- **Data excerpts**:
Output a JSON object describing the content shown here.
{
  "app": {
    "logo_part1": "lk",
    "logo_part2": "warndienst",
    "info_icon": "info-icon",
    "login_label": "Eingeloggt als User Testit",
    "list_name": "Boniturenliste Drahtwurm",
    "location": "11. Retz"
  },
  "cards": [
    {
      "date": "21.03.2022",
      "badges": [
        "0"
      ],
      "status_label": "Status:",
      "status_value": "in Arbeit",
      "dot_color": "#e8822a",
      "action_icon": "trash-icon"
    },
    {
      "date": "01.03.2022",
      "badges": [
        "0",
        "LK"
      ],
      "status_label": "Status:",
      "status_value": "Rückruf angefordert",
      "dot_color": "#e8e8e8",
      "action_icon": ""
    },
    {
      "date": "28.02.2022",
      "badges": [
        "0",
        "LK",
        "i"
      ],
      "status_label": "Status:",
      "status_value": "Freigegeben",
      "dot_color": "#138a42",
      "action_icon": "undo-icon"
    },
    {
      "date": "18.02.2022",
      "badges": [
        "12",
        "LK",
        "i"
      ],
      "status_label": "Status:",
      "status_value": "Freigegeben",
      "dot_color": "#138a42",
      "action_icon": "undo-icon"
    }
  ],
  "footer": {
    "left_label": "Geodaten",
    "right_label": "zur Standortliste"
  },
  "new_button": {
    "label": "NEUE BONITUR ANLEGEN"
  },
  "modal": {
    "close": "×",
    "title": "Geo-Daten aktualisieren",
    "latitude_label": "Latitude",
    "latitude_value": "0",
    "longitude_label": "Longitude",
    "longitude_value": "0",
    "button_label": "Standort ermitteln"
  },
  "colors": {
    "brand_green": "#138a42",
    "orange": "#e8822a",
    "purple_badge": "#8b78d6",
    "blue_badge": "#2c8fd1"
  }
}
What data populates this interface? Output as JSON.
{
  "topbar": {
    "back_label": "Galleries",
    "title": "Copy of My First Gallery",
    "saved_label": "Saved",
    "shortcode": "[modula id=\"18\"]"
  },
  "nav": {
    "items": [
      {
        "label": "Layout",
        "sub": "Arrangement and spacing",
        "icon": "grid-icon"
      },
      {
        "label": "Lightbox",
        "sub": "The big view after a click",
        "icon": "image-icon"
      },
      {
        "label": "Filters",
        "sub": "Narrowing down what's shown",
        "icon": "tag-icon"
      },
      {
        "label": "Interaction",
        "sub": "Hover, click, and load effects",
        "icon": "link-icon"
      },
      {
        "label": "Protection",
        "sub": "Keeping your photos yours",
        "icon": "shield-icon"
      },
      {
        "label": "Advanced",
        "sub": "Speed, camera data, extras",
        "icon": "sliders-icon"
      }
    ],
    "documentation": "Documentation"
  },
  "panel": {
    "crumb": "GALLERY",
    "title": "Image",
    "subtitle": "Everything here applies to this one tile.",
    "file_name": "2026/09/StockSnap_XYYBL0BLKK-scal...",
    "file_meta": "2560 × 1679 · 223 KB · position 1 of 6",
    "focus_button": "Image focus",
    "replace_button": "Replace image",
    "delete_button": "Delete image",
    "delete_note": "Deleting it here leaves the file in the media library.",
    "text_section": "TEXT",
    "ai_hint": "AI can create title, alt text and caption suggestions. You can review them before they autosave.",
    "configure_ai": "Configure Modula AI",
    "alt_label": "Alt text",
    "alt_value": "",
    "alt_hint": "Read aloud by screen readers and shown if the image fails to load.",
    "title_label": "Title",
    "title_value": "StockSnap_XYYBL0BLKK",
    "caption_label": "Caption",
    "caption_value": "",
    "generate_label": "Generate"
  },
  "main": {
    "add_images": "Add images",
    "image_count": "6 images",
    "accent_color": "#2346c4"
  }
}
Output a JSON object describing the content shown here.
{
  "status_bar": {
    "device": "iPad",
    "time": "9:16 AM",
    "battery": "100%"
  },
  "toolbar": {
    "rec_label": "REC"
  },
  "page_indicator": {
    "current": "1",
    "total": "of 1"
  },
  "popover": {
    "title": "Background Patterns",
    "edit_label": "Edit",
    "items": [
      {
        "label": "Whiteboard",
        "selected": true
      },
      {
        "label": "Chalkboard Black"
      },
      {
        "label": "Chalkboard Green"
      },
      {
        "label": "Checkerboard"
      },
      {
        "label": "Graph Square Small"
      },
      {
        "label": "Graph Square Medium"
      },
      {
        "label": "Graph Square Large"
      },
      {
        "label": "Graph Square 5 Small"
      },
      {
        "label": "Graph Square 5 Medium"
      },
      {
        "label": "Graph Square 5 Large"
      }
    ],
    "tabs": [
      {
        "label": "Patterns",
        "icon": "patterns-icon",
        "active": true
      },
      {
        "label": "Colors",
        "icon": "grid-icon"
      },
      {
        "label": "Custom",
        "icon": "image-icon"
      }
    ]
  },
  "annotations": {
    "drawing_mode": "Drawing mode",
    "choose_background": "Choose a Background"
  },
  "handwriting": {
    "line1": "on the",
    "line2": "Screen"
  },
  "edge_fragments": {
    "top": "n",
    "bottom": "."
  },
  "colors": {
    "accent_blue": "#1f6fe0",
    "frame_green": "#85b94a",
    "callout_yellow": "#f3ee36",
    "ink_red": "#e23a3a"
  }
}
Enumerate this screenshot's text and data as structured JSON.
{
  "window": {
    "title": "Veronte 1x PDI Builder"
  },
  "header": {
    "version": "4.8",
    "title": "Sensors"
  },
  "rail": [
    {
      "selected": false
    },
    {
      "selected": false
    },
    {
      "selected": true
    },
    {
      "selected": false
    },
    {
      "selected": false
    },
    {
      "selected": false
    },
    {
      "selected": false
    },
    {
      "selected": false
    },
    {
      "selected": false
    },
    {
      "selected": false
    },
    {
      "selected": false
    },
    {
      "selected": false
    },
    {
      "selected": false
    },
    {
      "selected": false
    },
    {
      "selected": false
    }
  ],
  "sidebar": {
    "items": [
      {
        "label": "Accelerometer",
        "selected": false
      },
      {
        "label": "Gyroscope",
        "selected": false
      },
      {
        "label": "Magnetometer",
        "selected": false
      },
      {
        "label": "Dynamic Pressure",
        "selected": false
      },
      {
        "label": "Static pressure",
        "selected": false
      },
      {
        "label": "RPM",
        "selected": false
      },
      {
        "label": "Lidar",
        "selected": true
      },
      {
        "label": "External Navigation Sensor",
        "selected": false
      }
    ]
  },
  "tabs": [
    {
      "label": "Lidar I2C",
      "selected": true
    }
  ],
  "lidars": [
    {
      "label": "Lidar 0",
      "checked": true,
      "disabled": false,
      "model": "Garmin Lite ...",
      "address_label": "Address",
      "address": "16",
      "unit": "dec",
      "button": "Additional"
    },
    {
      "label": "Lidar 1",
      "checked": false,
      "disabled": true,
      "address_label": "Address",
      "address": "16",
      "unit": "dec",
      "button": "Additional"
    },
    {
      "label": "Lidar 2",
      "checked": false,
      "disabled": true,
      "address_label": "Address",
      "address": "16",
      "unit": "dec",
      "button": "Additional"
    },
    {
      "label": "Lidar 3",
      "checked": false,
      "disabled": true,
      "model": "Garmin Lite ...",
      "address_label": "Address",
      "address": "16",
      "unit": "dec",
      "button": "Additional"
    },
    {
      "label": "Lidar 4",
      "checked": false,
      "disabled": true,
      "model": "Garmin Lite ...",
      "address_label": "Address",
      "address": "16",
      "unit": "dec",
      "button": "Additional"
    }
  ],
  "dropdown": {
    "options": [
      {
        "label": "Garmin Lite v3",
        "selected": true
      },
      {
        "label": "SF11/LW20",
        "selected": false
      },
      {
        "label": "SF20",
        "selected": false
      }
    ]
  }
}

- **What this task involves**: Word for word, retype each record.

- **Solution to this exercise**:
Output a JSON object describing the content shown here.
{
  "app": {
    "logo_part1": "lk",
    "logo_part2": "warndienst",
    "info_icon": "info-icon",
    "login_label": "Eingeloggt als User Testit",
    "list_name": "Boniturenliste Drahtwurm",
    "location": "11. Retz"
  },
  "cards": [
    {
      "date": "21.03.2022",
      "badges": [
        "0"
      ],
      "status_label": "Status:",
      "status_value": "in Arbeit",
      "dot_color": "#e8822a",
      "action_icon": "trash-icon"
    },
    {
      "date": "01.03.2022",
      "badges": [
        "0",
        "LK"
      ],
      "status_label": "Status:",
      "status_value": "Rückruf angefordert",
      "dot_color": "#e8e8e8",
      "action_icon": ""
    },
    {
      "date": "28.02.2022",
      "badges": [
        "0",
        "LK",
        "i"
      ],
      "status_label": "Status:",
      "status_value": "Freigegeben",
      "dot_color": "#138a42",
      "action_icon": "undo-icon"
    },
    {
      "date": "18.02.2022",
      "badges": [
        "12",
        "LK",
        "i"
      ],
      "status_label": "Status:",
      "status_value": "Freigegeben",
      "dot_color": "#138a42",
      "action_icon": "undo-icon"
    }
  ],
  "footer": {
    "left_label": "Geodaten",
    "right_label": "zur Standortliste"
  },
  "new_button": {
    "label": "NEUE BONITUR ANLEGEN"
  },
  "modal": {
    "close": "×",
    "title": "Geo-Daten aktualisieren",
    "latitude_label": "Latitude",
    "latitude_value": "0",
    "longitude_label": "Longitude",
    "longitude_value": "0",
    "button_label": "Standort ermitteln"
  },
  "colors": {
    "brand_green": "#138a42",
    "orange": "#e8822a",
    "purple_badge": "#8b78d6",
    "blue_badge": "#2c8fd1"
  }
}
What data populates this interface? Output as JSON.
{
  "topbar": {
    "back_label": "Galleries",
    "title": "Copy of My First Gallery",
    "saved_label": "Saved",
    "shortcode": "[modula id=\"18\"]"
  },
  "nav": {
    "items": [
      {
        "label": "Layout",
        "sub": "Arrangement and spacing",
        "icon": "grid-icon"
      },
      {
        "label": "Lightbox",
        "sub": "The big view after a click",
        "icon": "image-icon"
      },
      {
        "label": "Filters",
        "sub": "Narrowing down what's shown",
        "icon": "tag-icon"
      },
      {
        "label": "Interaction",
        "sub": "Hover, click, and load effects",
        "icon": "link-icon"
      },
      {
        "label": "Protection",
        "sub": "Keeping your photos yours",
        "icon": "shield-icon"
      },
      {
        "label": "Advanced",
        "sub": "Speed, camera data, extras",
        "icon": "sliders-icon"
      }
    ],
    "documentation": "Documentation"
  },
  "panel": {
    "crumb": "GALLERY",
    "title": "Image",
    "subtitle": "Everything here applies to this one tile.",
    "file_name": "2026/09/StockSnap_XYYBL0BLKK-scal...",
    "file_meta": "2560 × 1679 · 223 KB · position 1 of 6",
    "focus_button": "Image focus",
    "replace_button": "Replace image",
    "delete_button": "Delete image",
    "delete_note": "Deleting it here leaves the file in the media library.",
    "text_section": "TEXT",
    "ai_hint": "AI can create title, alt text and caption suggestions. You can review them before they autosave.",
    "configure_ai": "Configure Modula AI",
    "alt_label": "Alt text",
    "alt_value": "",
    "alt_hint": "Read aloud by screen readers and shown if the image fails to load.",
    "title_label": "Title",
    "title_value": "StockSnap_XYYBL0BLKK",
    "caption_label": "Caption",
    "caption_value": "",
    "generate_label": "Generate"
  },
  "main": {
    "add_images": "Add images",
    "image_count": "6 images",
    "accent_color": "#2346c4"
  }
}
Output a JSON object describing the content shown here.
{
  "status_bar": {
    "device": "iPad",
    "time": "9:16 AM",
    "battery": "100%"
  },
  "toolbar": {
    "rec_label": "REC"
  },
  "page_indicator": {
    "current": "1",
    "total": "of 1"
  },
  "popover": {
    "title": "Background Patterns",
    "edit_label": "Edit",
    "items": [
      {
        "label": "Whiteboard",
        "selected": true
      },
      {
        "label": "Chalkboard Black"
      },
      {
        "label": "Chalkboard Green"
      },
      {
        "label": "Checkerboard"
      },
      {
        "label": "Graph Square Small"
      },
      {
        "label": "Graph Square Medium"
      },
      {
        "label": "Graph Square Large"
      },
      {
        "label": "Graph Square 5 Small"
      },
      {
        "label": "Graph Square 5 Medium"
      },
      {
        "label": "Graph Square 5 Large"
      }
    ],
    "tabs": [
      {
        "label": "Patterns",
        "icon": "patterns-icon",
        "active": true
      },
      {
        "label": "Colors",
        "icon": "grid-icon"
      },
      {
        "label": "Custom",
        "icon": "image-icon"
      }
    ]
  },
  "annotations": {
    "drawing_mode": "Drawing mode",
    "choose_background": "Choose a Background"
  },
  "handwriting": {
    "line1": "on the",
    "line2": "Screen"
  },
  "edge_fragments": {
    "top": "n",
    "bottom": "."
  },
  "colors": {
    "accent_blue": "#1f6fe0",
    "frame_green": "#85b94a",
    "callout_yellow": "#f3ee36",
    "ink_red": "#e23a3a"
  }
}
Enumerate this screenshot's text and data as structured JSON.
{
  "window": {
    "title": "Veronte 1x PDI Builder"
  },
  "header": {
    "version": "4.8",
    "title": "Sensors"
  },
  "rail": [
    {
      "selected": false
    },
    {
      "selected": false
    },
    {
      "selected": true
    },
    {
      "selected": false
    },
    {
      "selected": false
    },
    {
      "selected": false
    },
    {
      "selected": false
    },
    {
      "selected": false
    },
    {
      "selected": false
    },
    {
      "selected": false
    },
    {
      "selected": false
    },
    {
      "selected": false
    },
    {
      "selected": false
    },
    {
      "selected": false
    },
    {
      "selected": false
    }
  ],
  "sidebar": {
    "items": [
      {
        "label": "Accelerometer",
        "selected": false
      },
      {
        "label": "Gyroscope",
        "selected": false
      },
      {
        "label": "Magnetometer",
        "selected": false
      },
      {
        "label": "Dynamic Pressure",
        "selected": false
      },
      {
        "label": "Static pressure",
        "selected": false
      },
      {
        "label": "RPM",
        "selected": false
      },
      {
        "label": "Lidar",
        "selected": true
      },
      {
        "label": "External Navigation Sensor",
        "selected": false
      }
    ]
  },
  "tabs": [
    {
      "label": "Lidar I2C",
      "selected": true
    }
  ],
  "lidars": [
    {
      "label": "Lidar 0",
      "checked": true,
      "disabled": false,
      "model": "Garmin Lite ...",
      "address_label": "Address",
      "address": "16",
      "unit": "dec",
      "button": "Additional"
    },
    {
      "label": "Lidar 1",
      "checked": false,
      "disabled": true,
      "address_label": "Address",
      "address": "16",
      "unit": "dec",
      "button": "Additional"
    },
    {
      "label": "Lidar 2",
      "checked": false,
      "disabled": true,
      "address_label": "Address",
      "address": "16",
      "unit": "dec",
      "button": "Additional"
    },
    {
      "label": "Lidar 3",
      "checked": false,
      "disabled": true,
      "model": "Garmin Lite ...",
      "address_label": "Address",
      "address": "16",
      "unit": "dec",
      "button": "Additional"
    },
    {
      "label": "Lidar 4",
      "checked": false,
      "disabled": true,
      "model": "Garmin Lite ...",
      "address_label": "Address",
      "address": "16",
      "unit": "dec",
      "button": "Additional"
    }
  ],
  "dropdown": {
    "options": [
      {
        "label": "Garmin Lite v3",
        "selected": true
      },
      {
        "label": "SF11/LW20",
        "selected": false
      },
      {
        "label": "SF20",
        "selected": false
      }
    ]
  }
}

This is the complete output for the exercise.